From that time on the Catholics in reality enjoyed


complete freedom, and in the year 1812 for the first time since the Reformation a Catholic bishop, Liipcke of Osnabriick, was able to hold a contirmalion at Schwerin. However, the conversion, from 1848 on- wards, of many important men, among them von Vogelsang, von Billow, von der Kettenlmrg, Professor Maassen, etc., gave an opportmiity to the intolerant party to withdraw the freedom granted the Catholics, to which action both estates ami Oovernment gave their aid. In 1852 extension to other localities of the Calholic services was forbidden, also tlie coming into Mecklenburg of priests not natives of the country; these measures were so strictly enforced that the pri- vate chajilain of Herr von der Kettenburg was taken over the boundary by gendarmes.

In 1S37 permission to bury the dead according to the Catholic ceremonial, and the right to celebrate Mass publicly were limited to Schwerin and Ludwigs- lust. The Government of Mecklenburg-Strelitz was still more intolerant. For many years, even in the nineteenth century, no priest was permitted to have a permanent residence in its territory; all that was conceded was that the Catholic priest at Wittstock in Brandenburg could stay at Neustrelitz one week of each month for ecclesiastical functions. This per- secution of Catholics was kept up, not by the rulers, who were generally well inclined, but by the narrow- minded estates. Public opinion, even outside of Catholic Germany, repeatedly arose against this per- secution, and was often expressed in sharp protest in the German Diet.

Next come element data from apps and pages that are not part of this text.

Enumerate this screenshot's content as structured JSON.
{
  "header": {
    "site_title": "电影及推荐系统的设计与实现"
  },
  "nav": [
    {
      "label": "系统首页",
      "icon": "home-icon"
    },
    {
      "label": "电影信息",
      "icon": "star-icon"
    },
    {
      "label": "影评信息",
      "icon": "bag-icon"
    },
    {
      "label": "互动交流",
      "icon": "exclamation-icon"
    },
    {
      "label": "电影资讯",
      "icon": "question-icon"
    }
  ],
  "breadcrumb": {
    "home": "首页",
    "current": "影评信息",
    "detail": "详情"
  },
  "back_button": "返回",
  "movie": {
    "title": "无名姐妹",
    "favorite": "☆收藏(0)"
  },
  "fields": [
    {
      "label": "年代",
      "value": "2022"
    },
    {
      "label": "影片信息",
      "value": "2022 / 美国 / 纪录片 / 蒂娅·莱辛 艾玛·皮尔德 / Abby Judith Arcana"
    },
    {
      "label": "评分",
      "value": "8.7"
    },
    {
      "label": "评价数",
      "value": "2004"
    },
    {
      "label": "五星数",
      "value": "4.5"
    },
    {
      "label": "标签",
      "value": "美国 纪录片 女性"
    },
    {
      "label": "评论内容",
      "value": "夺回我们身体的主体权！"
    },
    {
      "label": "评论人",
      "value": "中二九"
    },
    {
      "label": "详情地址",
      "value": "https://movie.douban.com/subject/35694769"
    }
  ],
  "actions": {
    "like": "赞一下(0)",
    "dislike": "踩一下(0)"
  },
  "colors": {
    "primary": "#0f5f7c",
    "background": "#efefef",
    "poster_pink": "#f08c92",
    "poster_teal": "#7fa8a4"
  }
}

The Governments of the two duchies were finally forced by pressure from the empire to grant the Catho- lics a certain, yet still entirely insufficient, amount of freedom. There is however no equality as there should be to bring Mecklenburg into accord with the constitution of the empire or with a modern civilized state. Although an ordinance of 5 January, 1903 granted to Catholics the public exercise of their re- ligion everywhere, nevertheless the permission of the ruler is necessary for the erection and alteration of parishes, the building of churches and chapels, ap- pointment of priests, for the settling in the country of orders and congregations, and for the holding of pro- cessions; nor have the Catholics any legal redress if this consent is refused.

Furthermore in regard to educational mattcis, Catholics are not on an equality with Protestants. They must indeed contribute to the expenses of the schools, but for their purely private Catholic schools they receive no allowance from the civil communes, often indeed they are not allowed to use the state schools for giving instruction. There is no higher Catholic education in either grand duchy. Mecklen- burg-Schwerin has two Catholic parishes, one each at Schwerin and Ludwigslust, and dependent churches at Rostock and Wismar; the priests altogether num- ber 8. Mecklenburg-Strelitz has 1 parish with 2 priests. The spiritual care of the summer farm- labourers presents great difficulties. These men, who number about 20,000-22,000 and are chiefly Poles, sojourn in Mecklenburg annually from March until September in order to work on the farms and estates.

Bachmann, Die landeskundKche Literatur iiber die Grotsher- zooliimer Mecklenburg (Wismar, 1890); Lisch, M ecklenburgcr I'rkiiiiilrn C! vols.. .Schwerin, 1837-41); Wicgees, KiTchtn- ,,, .■ .11, u.-/ '..'/<;. (Parohim and Ludwigslust, 1840); iW«cA-- /. . I : M22 vols.. .Schwerin. IS6.3-1907);Boi-i„

(, ', \/ /. (2 pts., NeubrandenburK, 1855-56):

I', ., W . -///iiri^xfipts.. Wismar, 1872); Lehkeh,

11/, 1. .„./,- M 'i;:,i:ii(.n. 1880):Raabe,Mcc*-

, , ' , II . ! , ; vols., 1893-96); Mcck-
, , ,, I' / ■ihrnqen (12 pta., Berlin,

l-ii iiiii iiiMiM. 1/.- '/, y.'i.v, ,/„s ifircAcrerecAf (Berlin, )'( : . r i\<iKH, .SV'/'/rs-- uruS \ rrwaltungsrecht des GrosshcT-

M ■ n.nhurg-Hchwerin (Hanover, 1909); BllONSWlo,

>' ' I ' nraUungarechl des Groseherzogtums Mecklenburg-

si,.:ii i||iiiij\pr, 1910); Witte, Mecklenburgische Geschichle (Wirtiniir, 1909); ScHNELL, Das Unterrichtswesen der Groasker- zogtumer Mecklenburg-Schwerin und Mecklenburg-Strelitz (3 vols..